“The state has established by clear and convincing evidence that the defendant’s release would pose a danger to the public,” Bornstein said. “I agree with the state’s characterization that her dangerousness is demonstrated by the series of decisions that she made over considerable amount of time and over considerable distances to destroy evidence and not make legitimate alternative choices that the state identified.”

The wife has told police that she was forced to drive Amerault’s car, containing his body, to the campsite, while her husband drove another vehicle. At the campsite, the woman said her husband ordered her to cut off Amerault’s head so his body could not be identified by dental records, bury it and wrap the rest of the body in a tarp. He later left her there to dispose of the body and returned home, according to the documents.

The woman’s attorney, Richard Guerriero, insisted she posed no danger if released and said her actions had to be considered in light of the abuse she suffered and the duress she was under at the time of the killing. After her husband discovered her affair, she told authorities that he repeatedly assaulted her, put a gun in her mouth and choked her until she passed out.

“You’ve seen the pictures I have put in my motion,” Guerriero told the court. “Both eyes, beaten in the head with her nose bleeding so much and her head pounding. The state would expect her at that moment to be thinking rationally. I would suggest that is just not reasonable and fair to expect under these circumstances.”

Assistant Attorney General Scott Chase said the state’s opposition to giving the woman bail stemmed from what he said was her failure to take any action over the cross-state drive over hundreds of miles to call for help or alert authorities about the killing.

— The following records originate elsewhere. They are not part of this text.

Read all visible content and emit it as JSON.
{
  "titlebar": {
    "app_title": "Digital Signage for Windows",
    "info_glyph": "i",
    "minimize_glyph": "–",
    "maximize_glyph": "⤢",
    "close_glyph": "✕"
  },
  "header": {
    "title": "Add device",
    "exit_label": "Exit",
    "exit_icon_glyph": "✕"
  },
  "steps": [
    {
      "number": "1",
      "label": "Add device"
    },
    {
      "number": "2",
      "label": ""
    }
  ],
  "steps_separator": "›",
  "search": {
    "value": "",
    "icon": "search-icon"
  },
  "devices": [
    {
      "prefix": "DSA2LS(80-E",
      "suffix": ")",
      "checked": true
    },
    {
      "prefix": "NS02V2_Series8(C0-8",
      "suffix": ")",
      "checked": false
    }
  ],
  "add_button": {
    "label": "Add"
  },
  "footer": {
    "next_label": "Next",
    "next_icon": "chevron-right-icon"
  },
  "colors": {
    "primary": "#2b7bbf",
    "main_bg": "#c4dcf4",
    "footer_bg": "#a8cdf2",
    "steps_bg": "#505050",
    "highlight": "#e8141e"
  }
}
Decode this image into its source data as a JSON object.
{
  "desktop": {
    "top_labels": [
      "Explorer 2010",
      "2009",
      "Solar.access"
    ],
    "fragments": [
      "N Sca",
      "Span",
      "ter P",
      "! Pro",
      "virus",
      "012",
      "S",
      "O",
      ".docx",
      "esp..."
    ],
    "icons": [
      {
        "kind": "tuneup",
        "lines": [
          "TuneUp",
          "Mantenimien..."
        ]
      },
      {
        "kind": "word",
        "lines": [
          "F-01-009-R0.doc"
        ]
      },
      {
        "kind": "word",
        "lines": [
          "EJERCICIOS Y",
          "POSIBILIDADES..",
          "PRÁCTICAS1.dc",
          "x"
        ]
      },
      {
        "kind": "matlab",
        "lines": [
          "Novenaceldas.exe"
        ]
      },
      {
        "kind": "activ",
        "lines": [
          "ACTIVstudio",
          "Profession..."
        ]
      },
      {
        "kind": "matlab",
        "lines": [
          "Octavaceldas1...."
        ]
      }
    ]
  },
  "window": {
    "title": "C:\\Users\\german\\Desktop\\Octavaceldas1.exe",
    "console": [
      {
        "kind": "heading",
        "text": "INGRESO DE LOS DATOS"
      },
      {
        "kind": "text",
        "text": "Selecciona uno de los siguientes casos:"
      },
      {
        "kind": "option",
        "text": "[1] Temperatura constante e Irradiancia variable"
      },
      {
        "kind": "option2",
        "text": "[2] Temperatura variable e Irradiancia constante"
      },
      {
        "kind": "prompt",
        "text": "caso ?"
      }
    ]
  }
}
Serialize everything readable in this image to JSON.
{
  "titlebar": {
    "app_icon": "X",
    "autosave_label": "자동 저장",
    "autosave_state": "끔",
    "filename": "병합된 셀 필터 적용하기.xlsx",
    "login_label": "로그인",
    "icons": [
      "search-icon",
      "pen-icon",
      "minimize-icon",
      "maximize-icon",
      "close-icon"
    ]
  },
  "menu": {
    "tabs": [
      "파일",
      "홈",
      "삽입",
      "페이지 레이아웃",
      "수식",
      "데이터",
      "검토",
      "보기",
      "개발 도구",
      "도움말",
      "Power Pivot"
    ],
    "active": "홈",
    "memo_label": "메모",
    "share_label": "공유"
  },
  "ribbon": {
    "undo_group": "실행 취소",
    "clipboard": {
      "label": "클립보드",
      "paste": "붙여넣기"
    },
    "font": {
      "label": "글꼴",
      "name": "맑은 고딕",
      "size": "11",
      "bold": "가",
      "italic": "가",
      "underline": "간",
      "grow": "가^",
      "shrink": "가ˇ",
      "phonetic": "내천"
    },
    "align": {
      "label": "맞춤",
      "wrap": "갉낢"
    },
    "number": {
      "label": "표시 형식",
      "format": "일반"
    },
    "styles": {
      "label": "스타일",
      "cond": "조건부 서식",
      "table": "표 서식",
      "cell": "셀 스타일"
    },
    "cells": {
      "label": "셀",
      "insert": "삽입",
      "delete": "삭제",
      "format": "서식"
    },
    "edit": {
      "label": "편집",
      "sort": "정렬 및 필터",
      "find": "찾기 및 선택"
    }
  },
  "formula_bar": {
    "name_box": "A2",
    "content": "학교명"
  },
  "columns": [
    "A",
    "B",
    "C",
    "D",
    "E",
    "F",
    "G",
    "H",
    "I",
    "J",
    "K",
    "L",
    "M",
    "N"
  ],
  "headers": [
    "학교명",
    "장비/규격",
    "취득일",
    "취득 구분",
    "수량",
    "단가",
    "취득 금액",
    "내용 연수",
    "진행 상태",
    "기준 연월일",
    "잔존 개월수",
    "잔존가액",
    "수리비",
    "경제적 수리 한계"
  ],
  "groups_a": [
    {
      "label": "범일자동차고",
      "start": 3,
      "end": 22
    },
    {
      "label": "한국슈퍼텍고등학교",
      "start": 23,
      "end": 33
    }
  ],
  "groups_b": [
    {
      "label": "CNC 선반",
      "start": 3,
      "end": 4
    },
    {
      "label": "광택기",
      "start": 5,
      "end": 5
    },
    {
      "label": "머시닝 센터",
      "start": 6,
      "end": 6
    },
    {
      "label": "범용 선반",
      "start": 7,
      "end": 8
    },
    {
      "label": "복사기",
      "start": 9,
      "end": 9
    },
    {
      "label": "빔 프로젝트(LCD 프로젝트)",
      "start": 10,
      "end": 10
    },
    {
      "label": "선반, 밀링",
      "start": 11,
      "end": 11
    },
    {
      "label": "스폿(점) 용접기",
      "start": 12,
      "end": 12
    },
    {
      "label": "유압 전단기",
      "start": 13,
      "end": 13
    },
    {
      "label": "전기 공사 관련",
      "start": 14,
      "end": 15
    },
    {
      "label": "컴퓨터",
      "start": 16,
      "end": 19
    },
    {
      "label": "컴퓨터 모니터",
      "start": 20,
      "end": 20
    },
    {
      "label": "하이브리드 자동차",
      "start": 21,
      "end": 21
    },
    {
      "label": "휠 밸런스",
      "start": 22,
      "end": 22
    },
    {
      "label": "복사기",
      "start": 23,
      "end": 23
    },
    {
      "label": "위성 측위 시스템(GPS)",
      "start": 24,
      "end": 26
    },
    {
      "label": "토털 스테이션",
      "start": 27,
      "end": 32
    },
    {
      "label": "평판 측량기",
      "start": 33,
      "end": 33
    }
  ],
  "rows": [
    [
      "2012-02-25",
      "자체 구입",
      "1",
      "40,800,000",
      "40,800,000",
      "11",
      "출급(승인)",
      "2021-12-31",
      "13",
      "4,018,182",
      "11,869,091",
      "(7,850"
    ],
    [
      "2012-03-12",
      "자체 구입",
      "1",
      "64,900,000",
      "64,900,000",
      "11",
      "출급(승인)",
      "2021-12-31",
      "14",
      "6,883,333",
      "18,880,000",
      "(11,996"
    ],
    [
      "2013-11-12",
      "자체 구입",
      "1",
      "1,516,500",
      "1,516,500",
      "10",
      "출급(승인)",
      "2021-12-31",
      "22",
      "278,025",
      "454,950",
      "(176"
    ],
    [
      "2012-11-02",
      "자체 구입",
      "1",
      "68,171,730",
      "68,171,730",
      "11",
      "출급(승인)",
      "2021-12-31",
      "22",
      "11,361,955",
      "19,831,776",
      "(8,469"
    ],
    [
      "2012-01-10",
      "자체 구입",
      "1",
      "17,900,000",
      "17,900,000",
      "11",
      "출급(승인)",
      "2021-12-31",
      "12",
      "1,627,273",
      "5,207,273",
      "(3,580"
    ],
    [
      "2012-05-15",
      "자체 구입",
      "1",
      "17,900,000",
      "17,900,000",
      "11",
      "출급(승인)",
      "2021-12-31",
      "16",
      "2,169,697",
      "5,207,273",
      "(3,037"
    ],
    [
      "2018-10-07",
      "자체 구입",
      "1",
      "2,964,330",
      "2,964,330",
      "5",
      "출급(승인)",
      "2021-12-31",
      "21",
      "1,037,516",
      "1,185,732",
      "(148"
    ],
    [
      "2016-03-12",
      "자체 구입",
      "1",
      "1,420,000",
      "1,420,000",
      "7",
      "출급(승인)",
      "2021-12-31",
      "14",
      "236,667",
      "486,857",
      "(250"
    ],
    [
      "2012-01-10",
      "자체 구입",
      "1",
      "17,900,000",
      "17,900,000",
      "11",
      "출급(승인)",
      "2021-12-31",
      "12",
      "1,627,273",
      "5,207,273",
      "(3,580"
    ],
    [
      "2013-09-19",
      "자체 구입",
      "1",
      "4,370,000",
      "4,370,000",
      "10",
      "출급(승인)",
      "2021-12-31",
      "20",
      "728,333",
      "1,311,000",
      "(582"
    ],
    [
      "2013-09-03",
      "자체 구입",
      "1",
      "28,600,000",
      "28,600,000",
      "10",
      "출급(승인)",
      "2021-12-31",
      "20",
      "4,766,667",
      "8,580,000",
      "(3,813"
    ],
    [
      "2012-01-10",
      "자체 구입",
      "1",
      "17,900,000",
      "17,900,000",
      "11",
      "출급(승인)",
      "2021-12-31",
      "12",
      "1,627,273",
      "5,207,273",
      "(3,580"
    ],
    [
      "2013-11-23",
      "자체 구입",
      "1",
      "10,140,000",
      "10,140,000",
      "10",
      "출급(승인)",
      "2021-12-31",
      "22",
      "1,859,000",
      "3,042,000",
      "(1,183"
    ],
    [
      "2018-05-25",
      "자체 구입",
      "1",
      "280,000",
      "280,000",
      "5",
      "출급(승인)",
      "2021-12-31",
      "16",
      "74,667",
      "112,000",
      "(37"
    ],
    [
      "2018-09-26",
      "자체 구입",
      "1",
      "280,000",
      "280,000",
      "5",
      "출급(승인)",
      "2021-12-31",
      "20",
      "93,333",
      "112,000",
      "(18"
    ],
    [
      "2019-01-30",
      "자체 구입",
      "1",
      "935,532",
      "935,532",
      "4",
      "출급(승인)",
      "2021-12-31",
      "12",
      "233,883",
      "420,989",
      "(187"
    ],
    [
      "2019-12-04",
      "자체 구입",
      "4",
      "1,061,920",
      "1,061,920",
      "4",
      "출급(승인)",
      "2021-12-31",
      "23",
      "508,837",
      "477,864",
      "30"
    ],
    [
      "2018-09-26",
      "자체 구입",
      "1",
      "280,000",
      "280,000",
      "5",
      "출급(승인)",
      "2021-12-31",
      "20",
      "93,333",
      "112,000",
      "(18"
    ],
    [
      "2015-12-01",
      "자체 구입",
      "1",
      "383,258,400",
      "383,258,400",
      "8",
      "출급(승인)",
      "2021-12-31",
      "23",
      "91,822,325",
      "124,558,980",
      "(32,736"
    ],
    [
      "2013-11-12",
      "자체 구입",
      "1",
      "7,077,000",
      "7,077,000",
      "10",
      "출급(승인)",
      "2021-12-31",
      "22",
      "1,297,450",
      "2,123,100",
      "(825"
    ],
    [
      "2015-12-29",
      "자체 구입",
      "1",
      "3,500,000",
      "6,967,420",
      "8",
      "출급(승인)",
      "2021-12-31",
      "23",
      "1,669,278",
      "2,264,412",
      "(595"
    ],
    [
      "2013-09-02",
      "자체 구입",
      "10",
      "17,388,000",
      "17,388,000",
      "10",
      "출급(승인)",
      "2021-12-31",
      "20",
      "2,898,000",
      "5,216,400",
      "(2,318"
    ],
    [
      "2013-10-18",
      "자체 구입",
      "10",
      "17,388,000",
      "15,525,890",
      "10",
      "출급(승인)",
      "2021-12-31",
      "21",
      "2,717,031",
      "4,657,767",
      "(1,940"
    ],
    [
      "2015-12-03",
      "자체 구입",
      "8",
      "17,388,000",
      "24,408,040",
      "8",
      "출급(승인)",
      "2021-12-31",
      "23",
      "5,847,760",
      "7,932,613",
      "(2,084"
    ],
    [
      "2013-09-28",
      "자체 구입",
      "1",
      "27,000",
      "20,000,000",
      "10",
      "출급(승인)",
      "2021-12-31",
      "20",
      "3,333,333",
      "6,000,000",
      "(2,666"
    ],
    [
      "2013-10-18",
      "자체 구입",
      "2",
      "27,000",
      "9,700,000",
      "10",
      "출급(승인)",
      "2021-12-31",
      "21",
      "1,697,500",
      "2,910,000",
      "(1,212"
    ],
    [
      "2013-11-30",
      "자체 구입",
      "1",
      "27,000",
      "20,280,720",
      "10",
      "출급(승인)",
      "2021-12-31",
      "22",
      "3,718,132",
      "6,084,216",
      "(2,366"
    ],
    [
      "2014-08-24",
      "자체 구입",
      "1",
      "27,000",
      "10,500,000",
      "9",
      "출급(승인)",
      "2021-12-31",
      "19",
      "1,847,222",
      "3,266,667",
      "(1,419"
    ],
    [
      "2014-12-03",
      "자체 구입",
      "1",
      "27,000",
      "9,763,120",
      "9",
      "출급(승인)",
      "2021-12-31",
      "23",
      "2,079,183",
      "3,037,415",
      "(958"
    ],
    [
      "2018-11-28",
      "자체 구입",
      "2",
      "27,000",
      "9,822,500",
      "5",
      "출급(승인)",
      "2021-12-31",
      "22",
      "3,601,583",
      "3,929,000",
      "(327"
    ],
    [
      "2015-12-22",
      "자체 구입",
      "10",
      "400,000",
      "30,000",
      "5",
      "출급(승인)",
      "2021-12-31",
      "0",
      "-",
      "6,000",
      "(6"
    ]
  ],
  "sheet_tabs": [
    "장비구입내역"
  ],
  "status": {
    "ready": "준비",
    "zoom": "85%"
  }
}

“She had a car with gas, a cell phone and a loaded gun and she continued to side with the defendant,” Chase told the court. “Even when the defendant would stop and get gas and she was parked down the street at a park, she made absolutely no efforts to take any lawful alternative steps. She was committed. She was following her husband. She was continuing to choose his side.”